    18. Tarjei Havnes & Magne Mogstad, 2011. "No Child Left Behind: Subsidized Child Care and Children's Long-Run Outcomes," American Economic Journal: Economic Policy, American Economic Association, vol. 3(2), pages 97-129, May.
    19. repec:kap:atlecj:v:45:y:2017:i:3:d:10.1007_s11293-017-9546-6 is not listed on IDEAS
    20. Sara Oloomi, 2016. "Impact of Paid Family Leave of California on Delayed Childbearing and on Infant Health Outcomes," Departmental Working Papers 2016-08, Department of Economics, Louisiana State University.

    More about this item

    JEL classification:

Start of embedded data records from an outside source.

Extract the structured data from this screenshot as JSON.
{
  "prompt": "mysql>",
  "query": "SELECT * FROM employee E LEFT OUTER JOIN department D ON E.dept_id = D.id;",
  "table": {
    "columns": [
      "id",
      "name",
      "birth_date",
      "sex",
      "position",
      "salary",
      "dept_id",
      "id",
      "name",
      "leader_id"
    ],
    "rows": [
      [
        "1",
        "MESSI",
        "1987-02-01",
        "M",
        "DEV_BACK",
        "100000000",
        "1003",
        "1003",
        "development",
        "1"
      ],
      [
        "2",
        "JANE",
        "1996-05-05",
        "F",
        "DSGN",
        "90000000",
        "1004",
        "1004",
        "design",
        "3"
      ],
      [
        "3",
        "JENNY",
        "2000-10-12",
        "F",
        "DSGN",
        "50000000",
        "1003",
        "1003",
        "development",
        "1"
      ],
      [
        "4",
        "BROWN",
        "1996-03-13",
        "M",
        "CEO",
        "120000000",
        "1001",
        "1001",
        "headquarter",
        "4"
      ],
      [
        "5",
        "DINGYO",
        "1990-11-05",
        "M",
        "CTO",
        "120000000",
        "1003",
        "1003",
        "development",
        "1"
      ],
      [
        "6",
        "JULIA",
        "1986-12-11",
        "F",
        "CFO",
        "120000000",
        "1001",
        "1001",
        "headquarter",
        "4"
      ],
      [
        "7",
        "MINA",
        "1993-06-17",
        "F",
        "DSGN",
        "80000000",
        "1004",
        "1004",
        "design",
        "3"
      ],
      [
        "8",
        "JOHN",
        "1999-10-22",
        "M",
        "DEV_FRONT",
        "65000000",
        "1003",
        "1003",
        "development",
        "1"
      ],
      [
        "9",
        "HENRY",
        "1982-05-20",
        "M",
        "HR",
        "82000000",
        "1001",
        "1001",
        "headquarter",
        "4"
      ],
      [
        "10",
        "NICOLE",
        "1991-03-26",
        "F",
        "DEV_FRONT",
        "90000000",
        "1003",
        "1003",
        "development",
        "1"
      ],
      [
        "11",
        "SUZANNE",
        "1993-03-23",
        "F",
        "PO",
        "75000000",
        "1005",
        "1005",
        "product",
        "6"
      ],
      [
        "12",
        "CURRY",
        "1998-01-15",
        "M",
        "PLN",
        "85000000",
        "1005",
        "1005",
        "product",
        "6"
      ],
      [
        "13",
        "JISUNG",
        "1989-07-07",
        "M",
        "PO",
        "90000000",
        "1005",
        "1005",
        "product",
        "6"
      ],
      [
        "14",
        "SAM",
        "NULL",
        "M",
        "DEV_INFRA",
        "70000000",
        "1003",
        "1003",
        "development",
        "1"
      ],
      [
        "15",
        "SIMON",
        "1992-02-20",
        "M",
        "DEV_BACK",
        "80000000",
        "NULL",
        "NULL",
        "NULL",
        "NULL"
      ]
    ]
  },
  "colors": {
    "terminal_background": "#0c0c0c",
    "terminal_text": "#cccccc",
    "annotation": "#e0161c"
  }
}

    • J13 - Labor and Demographic Economics - - Demographic Economics - - - Fertility; Family Planning; Child Care; Children; Youth
    • J16 - Labor and Demographic Economics - - Demographic Economics - - - Economics of Gender; Non-labor Discrimination
    • J22 - Labor and Demographic Economics - - Demand and Supply of Labor - - - Time Allocation and Labor Supply

    Statistics

    Access and download statistics

    Corrections

    All material on this site has been provided by the respective publishers and authors. You can help correct errors and omissions. When requesting a correction, please mention this item's handle: RePEc:aea:aecrev:v:98:y:2008:i:2:p:403-07. See general information about how to correct material in RePEc.

    For technical questions regarding this item, or to correct its authors, title, abstract, bibliographic or download information, contact: (Michael P. Albert). General contact details of provider: http://edirc.repec.org/data/aeaaaea.html .

    If you have authored this item and are not yet registered with RePEc, we encourage you to do it here. This allows to link your profile to this item. It also allows you to accept potential citations to this item that we are uncertain about.

    We have no references for this item. You can help adding them by using this form .

    If you know of missing items citing this one, you can help us creating those links by adding the relevant references in the same way as above, for each refering item. If you are a registered author of this item, you may also want to check the "citations" tab in your RePEc Author Service profile, as there may be some citations waiting for confirmation.

    Please note that corrections may take a couple of weeks to filter through the various RePEc services.

    IDEAS is a RePEc service hosted by the Research Division of the Federal Reserve Bank of St. Louis . RePEc uses bibliographic data supplied by the respective publishers.